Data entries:

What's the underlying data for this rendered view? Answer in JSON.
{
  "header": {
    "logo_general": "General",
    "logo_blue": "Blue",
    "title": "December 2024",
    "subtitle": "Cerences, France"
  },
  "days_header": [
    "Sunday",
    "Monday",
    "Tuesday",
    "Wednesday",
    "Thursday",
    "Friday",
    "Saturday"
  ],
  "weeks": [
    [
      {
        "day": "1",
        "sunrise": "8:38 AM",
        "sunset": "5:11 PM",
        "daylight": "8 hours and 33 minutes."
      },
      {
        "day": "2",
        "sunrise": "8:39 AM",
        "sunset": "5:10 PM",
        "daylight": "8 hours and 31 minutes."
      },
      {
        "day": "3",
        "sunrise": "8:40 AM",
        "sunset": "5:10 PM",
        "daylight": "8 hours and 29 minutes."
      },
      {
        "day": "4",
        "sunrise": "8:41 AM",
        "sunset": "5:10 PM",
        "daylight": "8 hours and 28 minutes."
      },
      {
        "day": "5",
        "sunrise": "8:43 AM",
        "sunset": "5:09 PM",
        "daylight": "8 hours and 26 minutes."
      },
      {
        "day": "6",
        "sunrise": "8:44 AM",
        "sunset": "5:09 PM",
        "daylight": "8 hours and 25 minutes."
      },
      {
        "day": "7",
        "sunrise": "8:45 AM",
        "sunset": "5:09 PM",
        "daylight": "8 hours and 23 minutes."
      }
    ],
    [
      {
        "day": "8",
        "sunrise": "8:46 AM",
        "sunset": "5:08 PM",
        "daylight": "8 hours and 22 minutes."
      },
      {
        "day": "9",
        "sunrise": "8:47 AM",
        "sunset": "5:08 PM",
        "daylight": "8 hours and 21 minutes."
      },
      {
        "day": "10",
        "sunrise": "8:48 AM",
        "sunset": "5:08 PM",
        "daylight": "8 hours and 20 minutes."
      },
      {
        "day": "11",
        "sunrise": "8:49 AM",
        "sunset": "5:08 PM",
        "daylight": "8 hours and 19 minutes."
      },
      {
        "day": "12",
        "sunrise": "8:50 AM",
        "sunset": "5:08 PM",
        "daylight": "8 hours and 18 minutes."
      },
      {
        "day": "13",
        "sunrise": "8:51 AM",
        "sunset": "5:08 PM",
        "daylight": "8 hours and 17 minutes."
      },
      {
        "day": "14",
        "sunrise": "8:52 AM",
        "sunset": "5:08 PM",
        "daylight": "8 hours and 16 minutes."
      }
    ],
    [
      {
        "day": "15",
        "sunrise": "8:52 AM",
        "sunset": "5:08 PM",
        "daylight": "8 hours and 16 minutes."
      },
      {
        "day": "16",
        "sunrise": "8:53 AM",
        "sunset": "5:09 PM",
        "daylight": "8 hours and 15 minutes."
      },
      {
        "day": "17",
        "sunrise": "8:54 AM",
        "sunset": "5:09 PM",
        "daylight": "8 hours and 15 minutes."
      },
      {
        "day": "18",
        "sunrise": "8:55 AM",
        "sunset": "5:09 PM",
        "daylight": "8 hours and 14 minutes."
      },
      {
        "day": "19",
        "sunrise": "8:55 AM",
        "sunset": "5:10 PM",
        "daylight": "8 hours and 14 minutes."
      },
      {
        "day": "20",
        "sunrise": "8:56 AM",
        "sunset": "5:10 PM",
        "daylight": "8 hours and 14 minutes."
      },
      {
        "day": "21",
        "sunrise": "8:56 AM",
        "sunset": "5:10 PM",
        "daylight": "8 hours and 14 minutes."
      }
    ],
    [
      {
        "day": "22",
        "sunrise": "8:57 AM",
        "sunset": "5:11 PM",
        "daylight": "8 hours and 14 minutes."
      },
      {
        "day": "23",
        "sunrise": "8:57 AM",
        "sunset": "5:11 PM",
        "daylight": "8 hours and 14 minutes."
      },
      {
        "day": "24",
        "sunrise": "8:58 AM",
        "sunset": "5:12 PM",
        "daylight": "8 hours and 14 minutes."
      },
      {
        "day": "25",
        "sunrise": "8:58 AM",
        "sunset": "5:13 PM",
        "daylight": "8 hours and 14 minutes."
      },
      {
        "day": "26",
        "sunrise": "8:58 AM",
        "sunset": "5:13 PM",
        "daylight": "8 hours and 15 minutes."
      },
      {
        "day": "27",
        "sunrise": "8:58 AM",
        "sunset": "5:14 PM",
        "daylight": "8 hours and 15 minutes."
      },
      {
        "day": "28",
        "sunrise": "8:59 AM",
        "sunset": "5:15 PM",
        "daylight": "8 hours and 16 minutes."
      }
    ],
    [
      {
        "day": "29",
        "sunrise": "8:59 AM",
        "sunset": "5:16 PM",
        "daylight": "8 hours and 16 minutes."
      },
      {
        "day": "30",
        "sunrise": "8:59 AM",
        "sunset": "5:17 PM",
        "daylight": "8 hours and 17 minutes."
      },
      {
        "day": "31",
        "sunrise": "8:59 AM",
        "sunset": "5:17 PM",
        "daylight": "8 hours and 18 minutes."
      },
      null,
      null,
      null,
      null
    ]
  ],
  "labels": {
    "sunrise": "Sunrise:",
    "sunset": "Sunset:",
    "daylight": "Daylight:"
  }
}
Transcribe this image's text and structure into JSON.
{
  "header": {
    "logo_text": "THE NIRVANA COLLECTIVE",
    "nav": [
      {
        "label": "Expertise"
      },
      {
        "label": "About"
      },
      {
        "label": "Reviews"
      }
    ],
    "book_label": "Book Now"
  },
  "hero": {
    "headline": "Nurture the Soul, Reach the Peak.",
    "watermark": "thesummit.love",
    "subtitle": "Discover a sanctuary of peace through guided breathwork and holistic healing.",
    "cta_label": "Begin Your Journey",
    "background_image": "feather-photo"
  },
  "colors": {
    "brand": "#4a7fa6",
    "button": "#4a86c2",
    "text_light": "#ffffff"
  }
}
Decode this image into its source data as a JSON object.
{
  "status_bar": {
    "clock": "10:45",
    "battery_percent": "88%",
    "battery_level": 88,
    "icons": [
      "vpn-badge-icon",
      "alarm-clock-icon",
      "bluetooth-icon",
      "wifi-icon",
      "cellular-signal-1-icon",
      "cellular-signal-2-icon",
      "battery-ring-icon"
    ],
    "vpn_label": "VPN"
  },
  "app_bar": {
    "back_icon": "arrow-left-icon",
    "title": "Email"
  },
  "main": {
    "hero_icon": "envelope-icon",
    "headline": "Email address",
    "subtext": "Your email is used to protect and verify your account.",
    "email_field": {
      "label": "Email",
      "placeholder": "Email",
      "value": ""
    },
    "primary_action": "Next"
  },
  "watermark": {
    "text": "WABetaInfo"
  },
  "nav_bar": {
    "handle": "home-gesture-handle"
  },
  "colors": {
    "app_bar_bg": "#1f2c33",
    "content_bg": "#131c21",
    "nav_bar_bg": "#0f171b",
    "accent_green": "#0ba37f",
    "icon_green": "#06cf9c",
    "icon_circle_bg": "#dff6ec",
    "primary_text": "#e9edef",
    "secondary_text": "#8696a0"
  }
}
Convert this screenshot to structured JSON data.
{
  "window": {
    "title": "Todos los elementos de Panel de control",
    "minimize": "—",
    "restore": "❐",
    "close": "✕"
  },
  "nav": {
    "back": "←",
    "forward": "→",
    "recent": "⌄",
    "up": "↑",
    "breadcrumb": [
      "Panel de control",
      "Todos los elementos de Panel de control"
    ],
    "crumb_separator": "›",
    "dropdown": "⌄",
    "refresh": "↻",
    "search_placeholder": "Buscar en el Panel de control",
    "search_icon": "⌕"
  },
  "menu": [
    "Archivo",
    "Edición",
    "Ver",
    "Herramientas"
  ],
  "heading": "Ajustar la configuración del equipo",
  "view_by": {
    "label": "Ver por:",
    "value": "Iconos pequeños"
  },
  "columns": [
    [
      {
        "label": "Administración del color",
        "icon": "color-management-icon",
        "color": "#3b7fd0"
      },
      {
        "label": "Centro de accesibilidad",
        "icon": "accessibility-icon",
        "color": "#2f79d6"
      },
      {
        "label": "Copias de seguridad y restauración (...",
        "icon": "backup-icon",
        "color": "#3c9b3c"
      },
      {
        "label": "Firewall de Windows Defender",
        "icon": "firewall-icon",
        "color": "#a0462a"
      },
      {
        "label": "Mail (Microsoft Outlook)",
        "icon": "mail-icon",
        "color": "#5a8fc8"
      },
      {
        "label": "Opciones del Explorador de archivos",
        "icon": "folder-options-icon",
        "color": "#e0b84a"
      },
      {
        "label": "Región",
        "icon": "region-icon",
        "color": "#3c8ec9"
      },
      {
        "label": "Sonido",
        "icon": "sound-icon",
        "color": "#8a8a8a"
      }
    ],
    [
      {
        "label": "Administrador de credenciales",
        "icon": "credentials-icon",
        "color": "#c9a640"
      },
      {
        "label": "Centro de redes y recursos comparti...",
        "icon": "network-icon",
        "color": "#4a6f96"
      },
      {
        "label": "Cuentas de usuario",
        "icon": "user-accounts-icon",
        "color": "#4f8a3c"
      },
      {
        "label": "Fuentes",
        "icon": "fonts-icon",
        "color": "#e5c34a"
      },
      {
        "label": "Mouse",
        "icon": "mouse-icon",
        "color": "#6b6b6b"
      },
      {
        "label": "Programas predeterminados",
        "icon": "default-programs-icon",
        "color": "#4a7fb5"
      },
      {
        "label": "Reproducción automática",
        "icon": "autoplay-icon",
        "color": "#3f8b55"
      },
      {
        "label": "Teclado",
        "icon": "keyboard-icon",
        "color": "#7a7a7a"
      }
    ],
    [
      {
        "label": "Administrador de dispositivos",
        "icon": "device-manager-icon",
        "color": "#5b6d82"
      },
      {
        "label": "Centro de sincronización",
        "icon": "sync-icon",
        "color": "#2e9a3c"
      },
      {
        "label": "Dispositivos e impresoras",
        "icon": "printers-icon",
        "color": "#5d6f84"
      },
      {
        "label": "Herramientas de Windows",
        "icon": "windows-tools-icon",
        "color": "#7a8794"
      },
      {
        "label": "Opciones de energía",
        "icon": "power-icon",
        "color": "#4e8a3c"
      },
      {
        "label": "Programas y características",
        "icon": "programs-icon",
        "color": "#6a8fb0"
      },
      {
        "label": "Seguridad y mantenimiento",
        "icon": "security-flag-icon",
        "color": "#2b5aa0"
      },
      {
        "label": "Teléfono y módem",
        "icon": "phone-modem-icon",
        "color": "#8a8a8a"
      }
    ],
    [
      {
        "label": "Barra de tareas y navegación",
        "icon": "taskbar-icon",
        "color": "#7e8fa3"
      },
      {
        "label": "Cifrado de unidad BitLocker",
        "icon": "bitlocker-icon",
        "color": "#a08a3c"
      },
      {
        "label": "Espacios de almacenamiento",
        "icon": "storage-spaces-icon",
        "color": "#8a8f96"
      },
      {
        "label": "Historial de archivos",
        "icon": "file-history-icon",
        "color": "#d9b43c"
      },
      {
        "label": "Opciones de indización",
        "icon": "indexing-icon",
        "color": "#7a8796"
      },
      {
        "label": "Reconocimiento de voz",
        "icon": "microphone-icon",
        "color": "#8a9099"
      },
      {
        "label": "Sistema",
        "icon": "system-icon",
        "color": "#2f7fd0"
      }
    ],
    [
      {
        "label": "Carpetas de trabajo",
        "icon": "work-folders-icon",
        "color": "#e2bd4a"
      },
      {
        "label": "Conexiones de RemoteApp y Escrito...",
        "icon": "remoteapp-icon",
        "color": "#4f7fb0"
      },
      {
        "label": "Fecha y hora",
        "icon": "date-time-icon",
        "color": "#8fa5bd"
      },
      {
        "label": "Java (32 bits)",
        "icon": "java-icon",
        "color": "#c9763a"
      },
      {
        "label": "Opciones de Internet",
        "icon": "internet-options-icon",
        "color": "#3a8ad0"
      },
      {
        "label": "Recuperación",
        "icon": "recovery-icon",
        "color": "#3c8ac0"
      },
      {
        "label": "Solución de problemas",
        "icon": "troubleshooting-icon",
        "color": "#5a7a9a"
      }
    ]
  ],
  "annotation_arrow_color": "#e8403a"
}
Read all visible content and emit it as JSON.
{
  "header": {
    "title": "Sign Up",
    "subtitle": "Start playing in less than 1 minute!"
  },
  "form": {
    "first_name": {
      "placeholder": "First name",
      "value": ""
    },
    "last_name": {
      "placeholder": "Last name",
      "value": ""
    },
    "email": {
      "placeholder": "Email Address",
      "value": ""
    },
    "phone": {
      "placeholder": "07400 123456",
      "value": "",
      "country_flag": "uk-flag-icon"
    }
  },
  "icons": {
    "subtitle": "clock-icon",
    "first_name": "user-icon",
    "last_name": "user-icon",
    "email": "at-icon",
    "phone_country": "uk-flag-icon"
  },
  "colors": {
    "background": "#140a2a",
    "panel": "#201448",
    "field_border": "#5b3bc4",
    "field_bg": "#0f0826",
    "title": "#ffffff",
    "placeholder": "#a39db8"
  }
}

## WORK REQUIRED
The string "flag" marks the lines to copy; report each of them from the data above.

## SOLUTION TO THIS EXERCISE
        "icon": "security-flag-icon",
      "country_flag": "uk-flag-icon"
    "phone_country": "uk-flag-icon"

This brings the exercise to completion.